The Bill Gates-backed company has remained under the radar until now. However, its new breakthrough is creating excitement in the clean energy community as it has the potential to reduce fossil fuel dependence. Today, we use fossil fuels to make cement, steel, glass, and other widely used materials.
With Heliogen, we could potentially replace carbon-emitting fuel sources with clean solar energy. Cement production alone is responsible for seven percent of global CO2 emissions. “We are rolling out technology that can beat the price of fossil fuels and also not make the CO2 emissions,” says Heliogen CEO and founder Bill Gross.
Heliogen uses concentrated solar power, which is not a new concept. Companies have used the technique in the past to generate energy to drill for oil, produce electricity, and create heat. However, no one has not been able to create high enough temperatures to make steel and cement until now.
Heliogen relies on a combination of artificial intelligence capabilities, including computer vision and automatic edge detection. The startup trains fields of mirrors to reflect sunlight to a single point. The result is temperatures around 25 percent of those found on the sun’s surface.
What is even more impressive is that Heliogen achieved its breakthrough the same day that its mirror plant was turned on. The team is already looking ahead to what’s next. Heliogen says its mirror fields generate so much heat that they could potentially produce clean hydrogen in the future.
Heliogen has garnered attention and investments from many high-profile entrepreneurs. The startup is supported by both Bill Gates and Patrick Soon-Shiong, the LA-based billionaire who owns the Los Angeles Times. Soon-Shiong described Heliogen’s discovery well by saying, “Bill and the team have truly now harnessed the sun. The potential to humankind is enormous.”
Gates jumped at the opportunity to support Heliogen after learning of the company’s disruptive potential. Concrete is necessary for so much of society’s infrastructure today. Cement production helps build homes, schools, and hospitals, which represent one-fifth of total global emissions.
Next Steps for Heliogen

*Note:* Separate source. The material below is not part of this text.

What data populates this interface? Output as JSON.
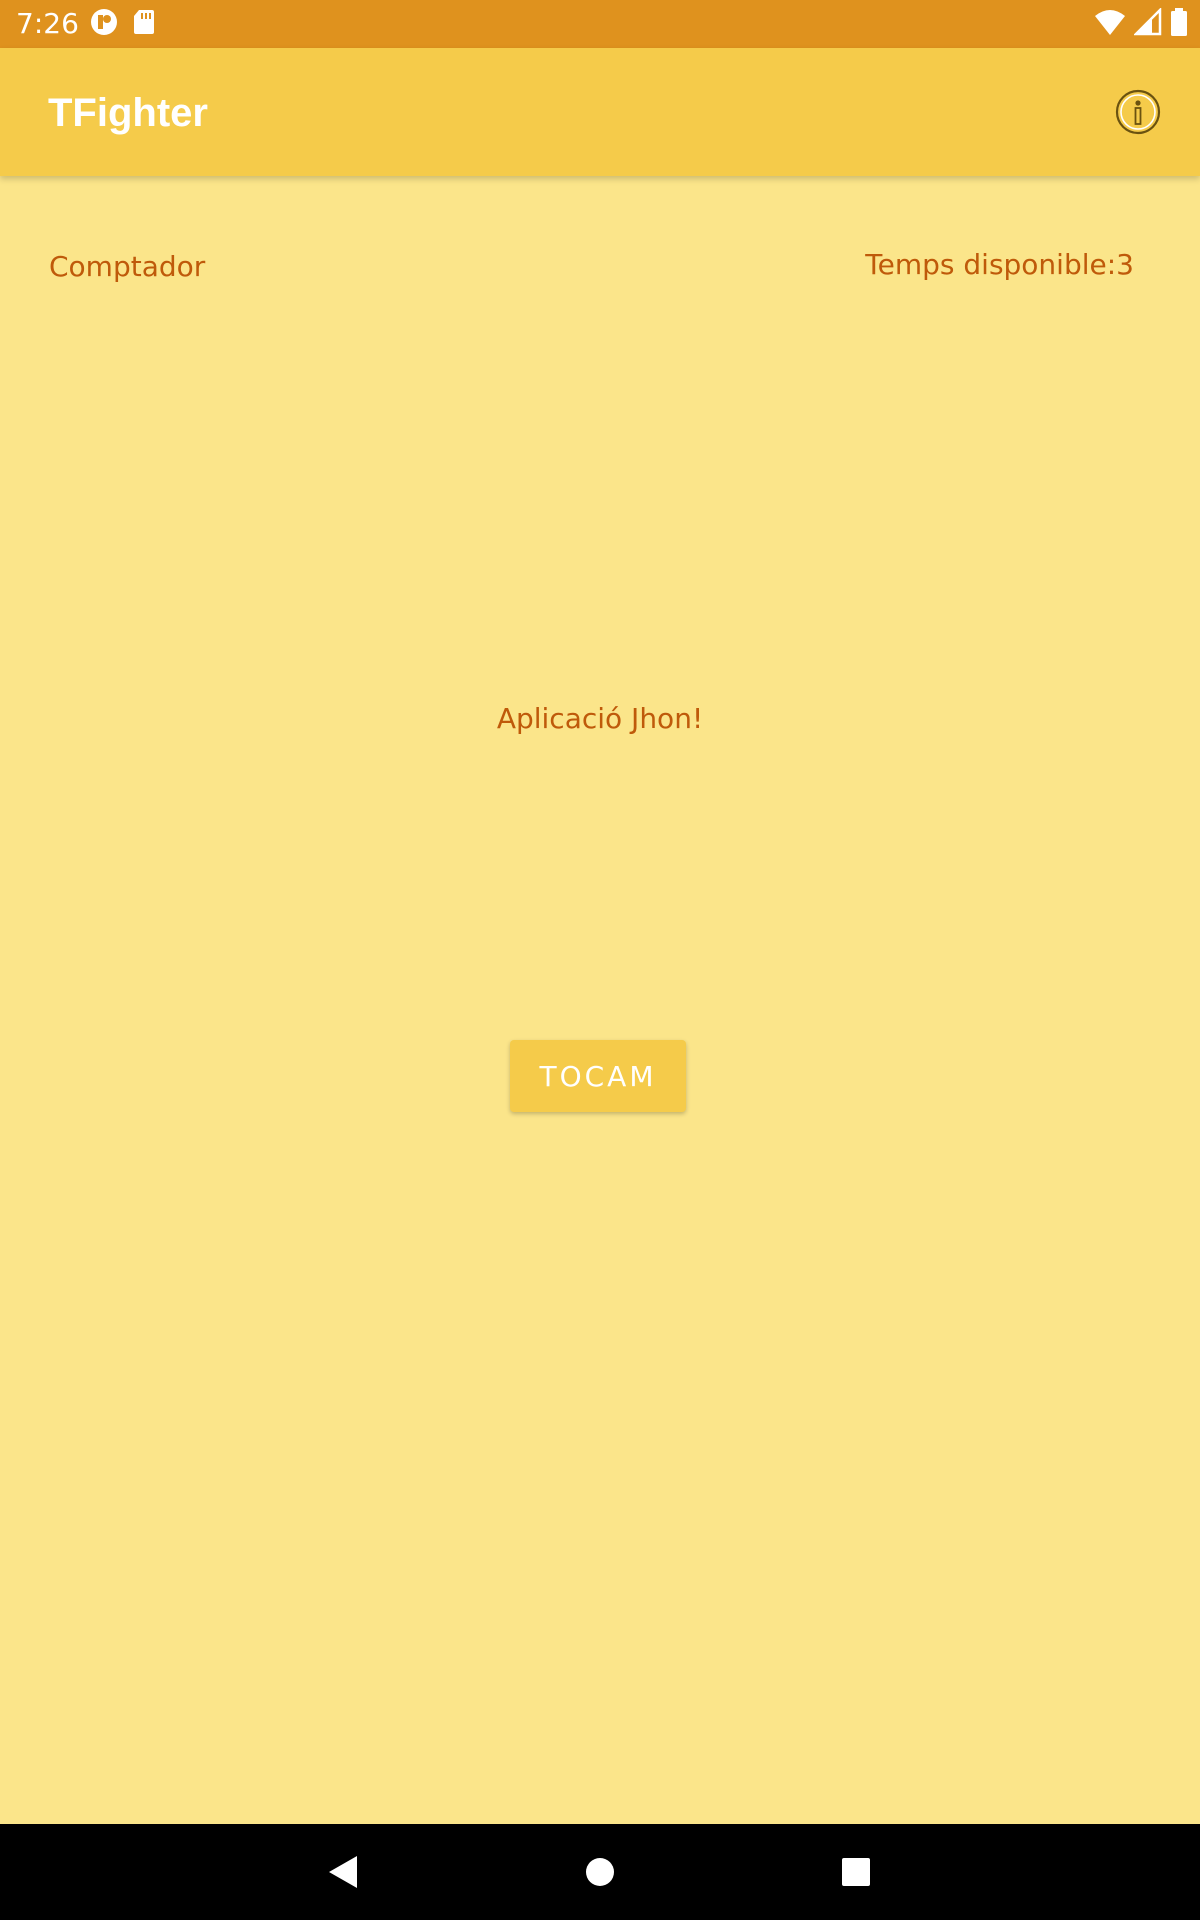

One of the biggest challenges with solar energy is that the sun is not always out. Industrial processes require consistent fuel throughout the entire year. Heliogen plans to use energy storage systems that are capable of maintaining the solar energy it produces for cloudy days.
The next step in Heliogen’s journey is figuring out how to scale up its process. The startup wants to prove that it can reliably fuel large-scale applications, like steelmaking, before going public. Moving forward requires additional capital, which is why Heliogen is working on a private funding round.
Additionally, the company is in discussions with potential clients for its technology. Heliogen leans on its AI capabilities and the free nature of solar energy to keep costs down for buyers. CEO Bill Gross summarizes, “If we go to a cement company and say we’ll give you green heat, no CO2, but we’ll also save you money, then it becomes a no-brainer.”